A conservation group that has worked to solve water problems in the Klamath Basin since 2002 has joined forces with the nation's oldest and largest organization dedicated to saving trout and salmon.
The Klamath Basin Rangeland Trust, founded by Sabroso President Jim Root and cattle rancher Kurt Thomas, has merged with Trout Unlimited, the two groups announced this week.
KBRT launched a successful federal water bank program in 2002 that paid cattle ranchers not to irrigate their land so there would be more water available in creeks for endangered fish and farmers downstream. The nonprofit group has been working with ranches, farms and agencies to address water needs for both the environment and agriculture in the Upper Klamath Basin ever since.

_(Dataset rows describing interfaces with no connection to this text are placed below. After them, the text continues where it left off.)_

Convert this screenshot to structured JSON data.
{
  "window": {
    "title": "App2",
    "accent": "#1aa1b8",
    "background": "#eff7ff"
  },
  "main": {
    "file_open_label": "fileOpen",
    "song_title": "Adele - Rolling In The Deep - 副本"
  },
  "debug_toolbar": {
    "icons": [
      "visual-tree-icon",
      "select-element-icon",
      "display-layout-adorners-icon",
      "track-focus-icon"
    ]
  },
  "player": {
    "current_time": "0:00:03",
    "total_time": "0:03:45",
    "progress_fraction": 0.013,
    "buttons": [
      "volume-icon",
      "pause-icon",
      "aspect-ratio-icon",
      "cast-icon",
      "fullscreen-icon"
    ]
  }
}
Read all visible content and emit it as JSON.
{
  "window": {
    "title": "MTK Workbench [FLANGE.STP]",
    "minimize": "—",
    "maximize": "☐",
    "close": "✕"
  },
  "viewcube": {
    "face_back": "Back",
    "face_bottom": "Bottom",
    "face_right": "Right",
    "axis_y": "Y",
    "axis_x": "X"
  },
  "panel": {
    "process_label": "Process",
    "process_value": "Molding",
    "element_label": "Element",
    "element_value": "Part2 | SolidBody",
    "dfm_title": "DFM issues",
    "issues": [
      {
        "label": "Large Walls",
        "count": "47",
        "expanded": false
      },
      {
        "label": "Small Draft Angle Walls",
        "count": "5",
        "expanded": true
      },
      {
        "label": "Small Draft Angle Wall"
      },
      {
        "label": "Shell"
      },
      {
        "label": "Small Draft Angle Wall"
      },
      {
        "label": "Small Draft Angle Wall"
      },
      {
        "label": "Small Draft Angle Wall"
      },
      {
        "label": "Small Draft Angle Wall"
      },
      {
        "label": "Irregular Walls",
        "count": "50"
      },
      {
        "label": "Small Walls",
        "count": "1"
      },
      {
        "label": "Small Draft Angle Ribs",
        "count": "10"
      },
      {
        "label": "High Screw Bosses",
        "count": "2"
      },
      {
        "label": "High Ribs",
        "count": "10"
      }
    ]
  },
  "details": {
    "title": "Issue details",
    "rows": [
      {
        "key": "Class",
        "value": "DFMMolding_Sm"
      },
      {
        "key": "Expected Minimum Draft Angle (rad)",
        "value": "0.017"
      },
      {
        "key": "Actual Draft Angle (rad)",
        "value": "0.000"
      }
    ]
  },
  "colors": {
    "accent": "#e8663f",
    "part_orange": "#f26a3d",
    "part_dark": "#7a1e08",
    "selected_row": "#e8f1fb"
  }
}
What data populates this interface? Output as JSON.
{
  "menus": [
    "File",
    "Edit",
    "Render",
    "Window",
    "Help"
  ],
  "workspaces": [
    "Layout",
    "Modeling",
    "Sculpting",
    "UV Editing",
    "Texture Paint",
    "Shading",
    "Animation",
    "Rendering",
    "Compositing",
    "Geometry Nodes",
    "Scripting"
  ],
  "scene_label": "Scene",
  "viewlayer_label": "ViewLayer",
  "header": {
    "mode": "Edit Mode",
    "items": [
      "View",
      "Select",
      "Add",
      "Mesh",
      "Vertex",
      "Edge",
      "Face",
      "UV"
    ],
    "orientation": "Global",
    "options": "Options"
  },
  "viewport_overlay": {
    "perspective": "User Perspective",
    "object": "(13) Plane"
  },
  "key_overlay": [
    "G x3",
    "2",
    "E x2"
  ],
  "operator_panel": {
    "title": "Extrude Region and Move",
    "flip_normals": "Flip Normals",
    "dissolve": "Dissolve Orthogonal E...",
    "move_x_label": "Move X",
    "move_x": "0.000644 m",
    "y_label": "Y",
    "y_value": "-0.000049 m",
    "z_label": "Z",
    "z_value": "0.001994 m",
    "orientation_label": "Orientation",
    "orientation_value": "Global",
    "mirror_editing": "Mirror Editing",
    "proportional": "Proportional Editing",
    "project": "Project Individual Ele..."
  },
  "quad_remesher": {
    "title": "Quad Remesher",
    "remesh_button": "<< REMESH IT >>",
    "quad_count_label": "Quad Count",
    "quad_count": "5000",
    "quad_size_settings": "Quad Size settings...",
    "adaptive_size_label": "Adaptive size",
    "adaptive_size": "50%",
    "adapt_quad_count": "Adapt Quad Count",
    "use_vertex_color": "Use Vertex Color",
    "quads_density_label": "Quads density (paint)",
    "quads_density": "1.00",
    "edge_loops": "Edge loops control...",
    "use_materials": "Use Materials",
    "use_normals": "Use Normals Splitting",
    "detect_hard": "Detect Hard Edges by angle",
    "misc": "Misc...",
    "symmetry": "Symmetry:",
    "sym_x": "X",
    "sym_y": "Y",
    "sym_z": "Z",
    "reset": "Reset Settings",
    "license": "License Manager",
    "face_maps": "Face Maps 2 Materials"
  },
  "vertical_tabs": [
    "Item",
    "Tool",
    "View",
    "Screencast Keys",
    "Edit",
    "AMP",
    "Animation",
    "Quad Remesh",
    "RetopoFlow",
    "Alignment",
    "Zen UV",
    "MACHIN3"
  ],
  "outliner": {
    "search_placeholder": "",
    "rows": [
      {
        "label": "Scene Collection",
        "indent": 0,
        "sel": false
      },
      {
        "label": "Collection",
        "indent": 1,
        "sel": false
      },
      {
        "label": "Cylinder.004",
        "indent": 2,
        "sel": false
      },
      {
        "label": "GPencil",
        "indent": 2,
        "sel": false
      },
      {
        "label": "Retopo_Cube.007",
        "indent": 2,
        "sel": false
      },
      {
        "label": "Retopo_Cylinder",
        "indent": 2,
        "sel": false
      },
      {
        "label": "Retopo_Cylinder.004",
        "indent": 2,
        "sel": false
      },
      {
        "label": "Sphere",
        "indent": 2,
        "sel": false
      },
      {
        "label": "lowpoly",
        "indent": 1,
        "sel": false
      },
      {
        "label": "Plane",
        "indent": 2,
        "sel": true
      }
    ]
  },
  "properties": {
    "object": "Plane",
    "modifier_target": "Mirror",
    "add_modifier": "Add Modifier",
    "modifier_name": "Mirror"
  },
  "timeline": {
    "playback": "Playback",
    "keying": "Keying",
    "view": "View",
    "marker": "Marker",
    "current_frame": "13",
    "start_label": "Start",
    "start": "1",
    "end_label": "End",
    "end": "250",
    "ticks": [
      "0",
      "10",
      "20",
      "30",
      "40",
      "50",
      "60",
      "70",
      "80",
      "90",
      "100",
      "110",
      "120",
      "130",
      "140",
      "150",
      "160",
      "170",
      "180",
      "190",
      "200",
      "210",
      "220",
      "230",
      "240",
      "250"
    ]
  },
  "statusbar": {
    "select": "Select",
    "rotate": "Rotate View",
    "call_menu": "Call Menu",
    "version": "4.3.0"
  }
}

"This merger will better enable KBRT to sustain and expand this vital work, and will help TU achieve its fishery conservation goals in the third most productive watershed for salmon and steelhead on the West Coast," said Root's daughter, Chrysten Lambert, in a news release. Lambert, formerly of KBRT, is now TU's Oregon Water Project director.
Trout Unlimited will maintain the current KBRT office in Klamath Falls at 700 Main St. The phone number will remain the same at 541-273-2189.
The two groups were recently awarded $7.6 million by the Natural Resources Conservation Service to improve water quality and flows, irrigation efficiency and drought resilience in the Upper Klamath Basin over the next five years.
Lambert said the money will be used to fund already existing NRCS programs, such as the Environmental Quality Incentives Program and wetland reserve initiatives.
More than 83 percent of the grant funds will be directly contracted from NRCS to agricultural producers to implement such conservation measures as improving irrigation efficiency, managing pasture nutrients, restoring wetlands and using streamside riparian buffers.
— From local and Herald and News reports